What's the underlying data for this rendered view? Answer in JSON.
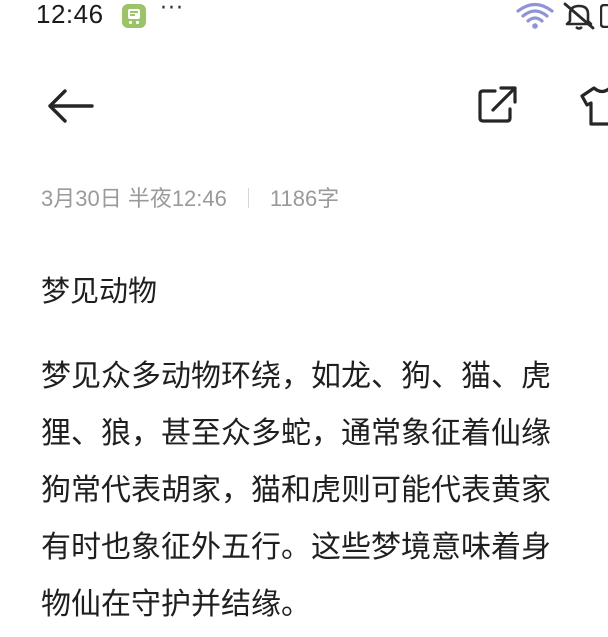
{
  "status_bar": {
    "time": "12:46",
    "dots": "···",
    "icons": [
      "app-notification-icon",
      "wifi-icon",
      "silent-icon",
      "battery-icon"
    ]
  },
  "toolbar": {
    "back": "back-arrow-icon",
    "share": "share-icon",
    "skin": "tshirt-skin-icon"
  },
  "note": {
    "date": "3月30日 半夜12:46",
    "word_count": "1186字",
    "title": "梦见动物",
    "lines": [
      "梦见众多动物环绕，如龙、狗、猫、虎",
      "狸、狼，甚至众多蛇，通常象征着仙缘",
      "狗常代表胡家，猫和虎则可能代表黄家",
      "有时也象征外五行。这些梦境意味着身",
      "物仙在守护并结缘。"
    ]
  },
  "colors": {
    "text": "#1f1f1f",
    "meta": "#9a9a9a",
    "app_icon": "#9cc26a",
    "wifi": "#8f93d8"
  }
}
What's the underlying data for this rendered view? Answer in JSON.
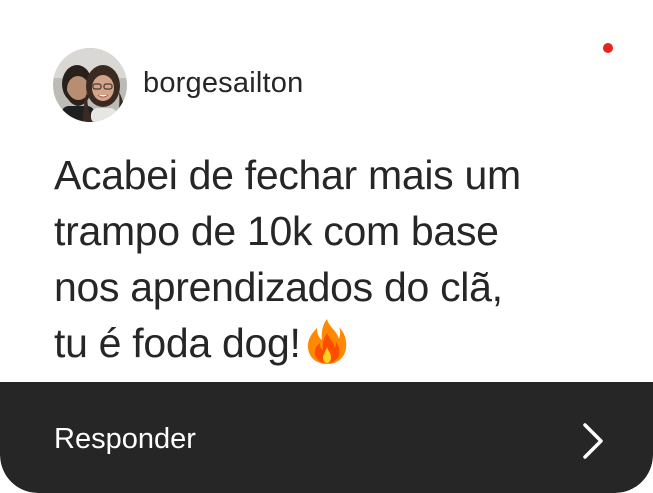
{
  "notification": {
    "user": {
      "username": "borgesailton"
    },
    "message": {
      "lines": [
        "Acabei de fechar mais um",
        "trampo de 10k com base",
        "nos aprendizados do clã,",
        "tu é foda dog!"
      ],
      "trailing_icon": "fire-emoji-icon"
    },
    "reply": {
      "label": "Responder",
      "icon": "chevron-right-icon"
    },
    "colors": {
      "text": "#262626",
      "reply_bar": "#262626",
      "reply_text": "#ffffff",
      "unread_dot": "#e8221c",
      "background": "#ffffff"
    }
  }
}
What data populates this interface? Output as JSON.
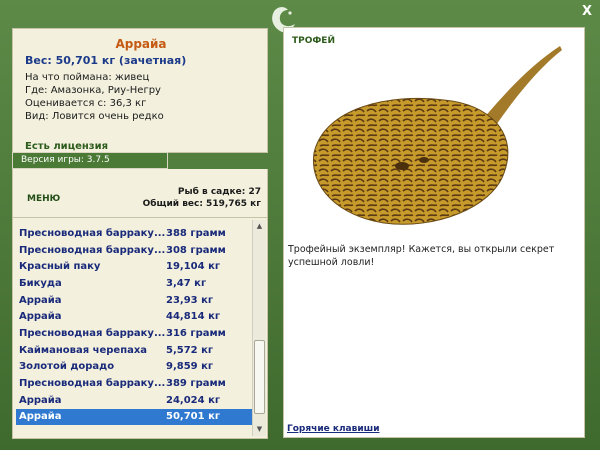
{
  "window": {
    "close_label": "X"
  },
  "fish": {
    "name": "Аррайа",
    "weight_line": "Вес: 50,701 кг (зачетная)",
    "caught_on": "На что поймана: живец",
    "location": "Где: Амазонка, Риу-Негру",
    "valued_from": "Оценивается с: 36,3 кг",
    "rarity": "Вид: Ловится очень редко"
  },
  "license": "Есть лицензия",
  "version": "Версия игры: 3.7.5",
  "menu_label": "МЕНЮ",
  "cage": {
    "count": "Рыб в садке: 27",
    "total_weight": "Общий вес: 519,765 кг"
  },
  "catch_list": [
    {
      "name": "Пресноводная барраку...",
      "weight": "388 грамм"
    },
    {
      "name": "Пресноводная барраку...",
      "weight": "308 грамм"
    },
    {
      "name": "Красный паку",
      "weight": "19,104 кг"
    },
    {
      "name": "Бикуда",
      "weight": "3,47 кг"
    },
    {
      "name": "Аррайа",
      "weight": "23,93 кг"
    },
    {
      "name": "Аррайа",
      "weight": "44,814 кг"
    },
    {
      "name": "Пресноводная барраку...",
      "weight": "316 грамм"
    },
    {
      "name": "Каймановая черепаха",
      "weight": "5,572 кг"
    },
    {
      "name": "Золотой дорадо",
      "weight": "9,859 кг"
    },
    {
      "name": "Пресноводная барраку...",
      "weight": "389 грамм"
    },
    {
      "name": "Аррайа",
      "weight": "24,024 кг"
    },
    {
      "name": "Аррайа",
      "weight": "50,701 кг",
      "selected": true
    }
  ],
  "trophy": {
    "label": "ТРОФЕЙ",
    "text": "Трофейный экземпляр! Кажется, вы открыли секрет успешной ловли!"
  },
  "hotkeys_label": "Горячие клавиши",
  "icons": {
    "close": "close-icon",
    "emblem": "fish-emblem-icon",
    "scroll_up": "scroll-up-icon",
    "scroll_down": "scroll-down-icon"
  },
  "colors": {
    "frame": "#4f7a3c",
    "panel": "#f3f1de",
    "title": "#c55a13",
    "selection": "#2f7ad0",
    "list_text": "#1a2a7a"
  }
}
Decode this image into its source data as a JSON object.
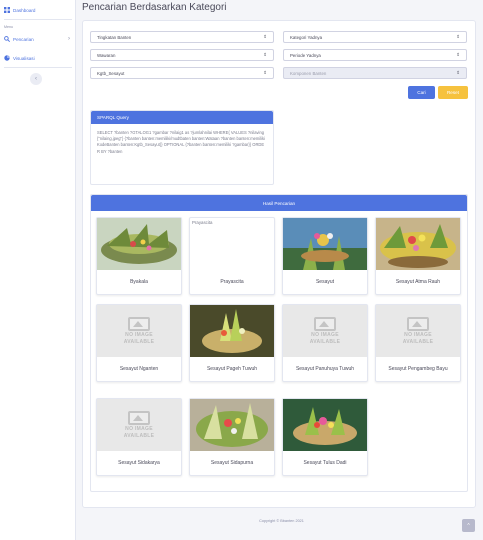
{
  "sidebar": {
    "dashboard_label": "Dashboard",
    "heading": "Menu",
    "pencarian_label": "Pencarian",
    "visualisasi_label": "Visualisasi",
    "toggle_glyph": "‹"
  },
  "page": {
    "title": "Pencarian Berdasarkan Kategori"
  },
  "filters": {
    "tingkatan": "Tingkatan Banten",
    "kategori_yadnya": "Kategori Yadnya",
    "wewaraan": "Wawaran",
    "periode": "Periode Yadnya",
    "kategori_sesayut": "Kgtb_Sesayut",
    "komponen": "Komponen Banten",
    "arrow": "⇕"
  },
  "buttons": {
    "cari": "Cari",
    "reset": "Reset"
  },
  "sparql": {
    "title": "SPARQL Query",
    "query": "SELECT ?banten ?GTALOG1 ?gambar ?nilaig1 as ?jumlahnilai WHERE{ VALUES ?nilaving {\"nilaing.jpeg\"} {?banten banten:memiliki/mudtbaten banten:Wataan ?banten banten:memilikiKodeBanten banten:Kgtb_Sesayut}} OPTIONAL {?banten banten:memiliki ?gambar}} ORDER BY ?banten"
  },
  "hasil": {
    "title": "Hasil Pencarian",
    "no_image_line1": "NO IMAGE",
    "no_image_line2": "AVAILABLE",
    "broken_alt": "Prayascita",
    "items": [
      {
        "name": "Byakala"
      },
      {
        "name": "Prayascita"
      },
      {
        "name": "Sesayut"
      },
      {
        "name": "Sesayut Atma Rauh"
      },
      {
        "name": "Sesayut Nganten"
      },
      {
        "name": "Sesayut Pageh Tuwuh"
      },
      {
        "name": "Sesayut Panuhuya Tuwuh"
      },
      {
        "name": "Sesayut Pengambeg Bayu"
      },
      {
        "name": "Sesayut Sidakarya"
      },
      {
        "name": "Sesayut Sidapurna"
      },
      {
        "name": "Sesayut Tulus Dadi"
      }
    ]
  },
  "footer": {
    "copyright": "Copyright © Bbanten 2021",
    "scroll_glyph": "^"
  },
  "colors": {
    "primary": "#4e73df",
    "warning": "#f6c23e",
    "background": "#f4f5f9"
  }
}
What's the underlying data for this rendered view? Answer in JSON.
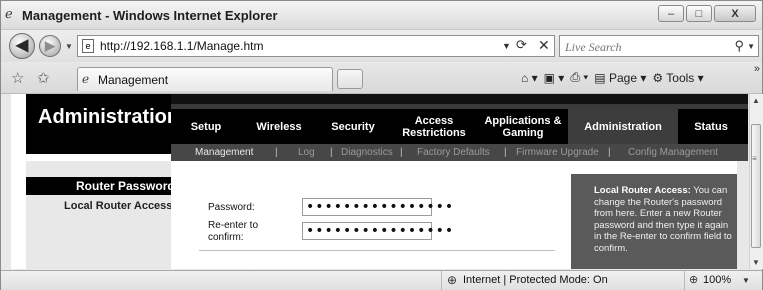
{
  "window": {
    "title": "Management - Windows Internet Explorer",
    "buttons": {
      "minimize": "–",
      "maximize": "□",
      "close": "X"
    }
  },
  "addressbar": {
    "url": "http://192.168.1.1/Manage.htm",
    "search_placeholder": "Live Search"
  },
  "tabs": [
    {
      "label": "Management"
    }
  ],
  "commandbar": {
    "page_label": "Page",
    "tools_label": "Tools"
  },
  "router": {
    "section_title": "Administration",
    "main_menu": [
      {
        "label": "Setup"
      },
      {
        "label": "Wireless"
      },
      {
        "label": "Security"
      },
      {
        "label": "Access Restrictions"
      },
      {
        "label": "Applications & Gaming"
      },
      {
        "label": "Administration",
        "active": true
      },
      {
        "label": "Status"
      }
    ],
    "sub_menu": [
      {
        "label": "Management",
        "active": true
      },
      {
        "label": "Log"
      },
      {
        "label": "Diagnostics"
      },
      {
        "label": "Factory Defaults"
      },
      {
        "label": "Firmware Upgrade"
      },
      {
        "label": "Config Management"
      }
    ],
    "sidebar": {
      "heading": "Router Password",
      "item": "Local Router Access"
    },
    "form": {
      "password_label": "Password:",
      "password_value": "••••••••••••••••",
      "reenter_label_line1": "Re-enter to",
      "reenter_label_line2": "confirm:",
      "reenter_value": "••••••••••••••••"
    },
    "help": {
      "heading": "Local Router Access:",
      "body": " You can change the Router's password from here. Enter a new Router password and then type it again in the Re-enter to confirm field to confirm."
    }
  },
  "statusbar": {
    "zone": "Internet | Protected Mode: On",
    "zoom": "100%"
  },
  "icons": [
    "ie-logo-icon",
    "back-icon",
    "forward-icon",
    "page-icon",
    "refresh-icon",
    "stop-icon",
    "search-icon",
    "favorites-star-icon",
    "add-favorites-icon",
    "home-icon",
    "feeds-icon",
    "print-icon",
    "page-menu-icon",
    "tools-gear-icon",
    "globe-icon",
    "zoom-icon"
  ]
}
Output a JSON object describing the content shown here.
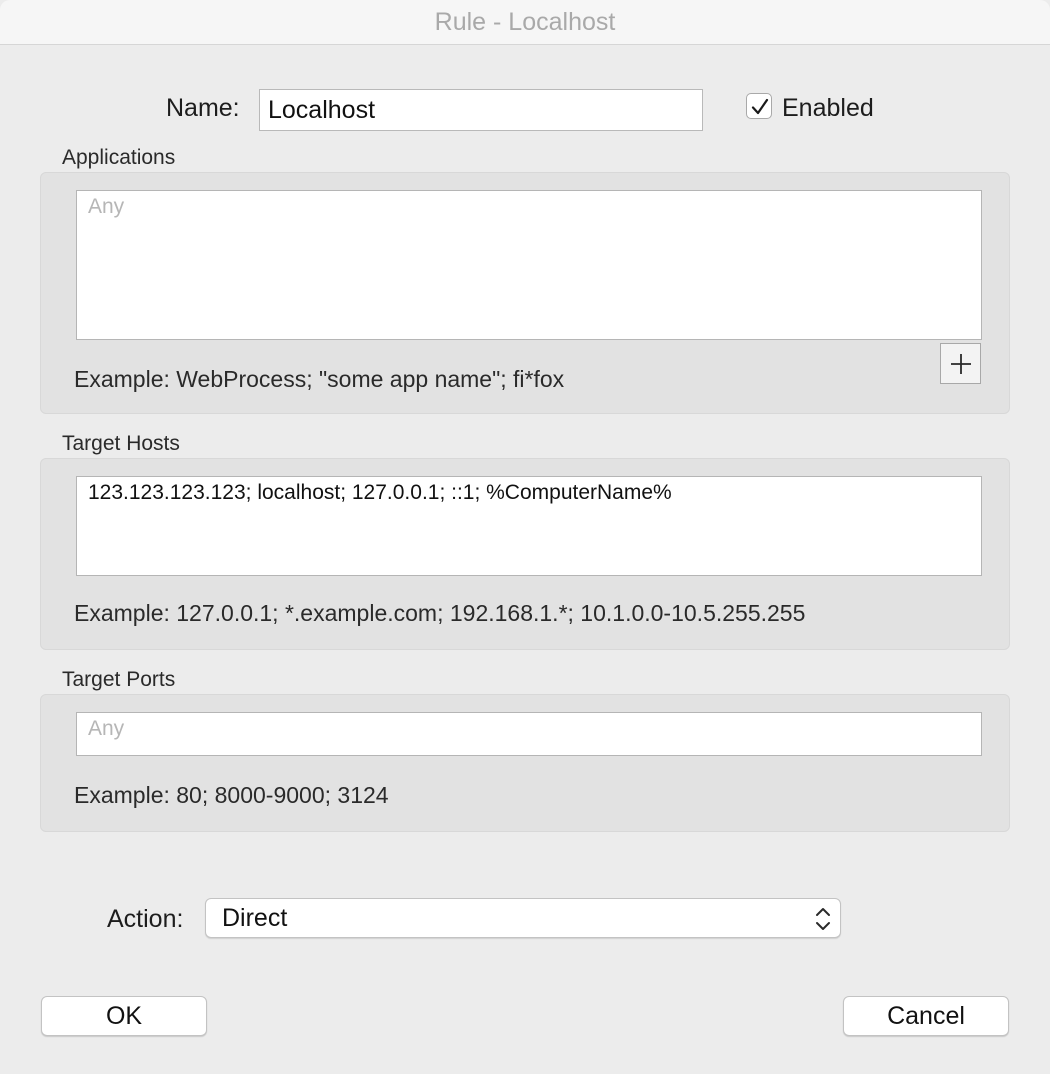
{
  "window": {
    "title": "Rule - Localhost"
  },
  "name_row": {
    "label": "Name:",
    "value": "Localhost",
    "enabled_label": "Enabled",
    "enabled_checked": true
  },
  "applications": {
    "section_label": "Applications",
    "placeholder": "Any",
    "example": "Example: WebProcess; \"some app name\"; fi*fox",
    "add_icon": "plus-icon"
  },
  "target_hosts": {
    "section_label": "Target Hosts",
    "value": "123.123.123.123; localhost; 127.0.0.1; ::1; %ComputerName%",
    "example": "Example: 127.0.0.1; *.example.com; 192.168.1.*; 10.1.0.0-10.5.255.255"
  },
  "target_ports": {
    "section_label": "Target Ports",
    "placeholder": "Any",
    "example": "Example: 80; 8000-9000; 3124"
  },
  "action": {
    "label": "Action:",
    "selected": "Direct",
    "icon": "up-down-chevron-icon"
  },
  "buttons": {
    "ok": "OK",
    "cancel": "Cancel"
  }
}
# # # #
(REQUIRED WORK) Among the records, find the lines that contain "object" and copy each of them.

(YOUR RESPONSE)
Decode this image into its source data as a JSON object.
Output a JSON object describing the content shown here.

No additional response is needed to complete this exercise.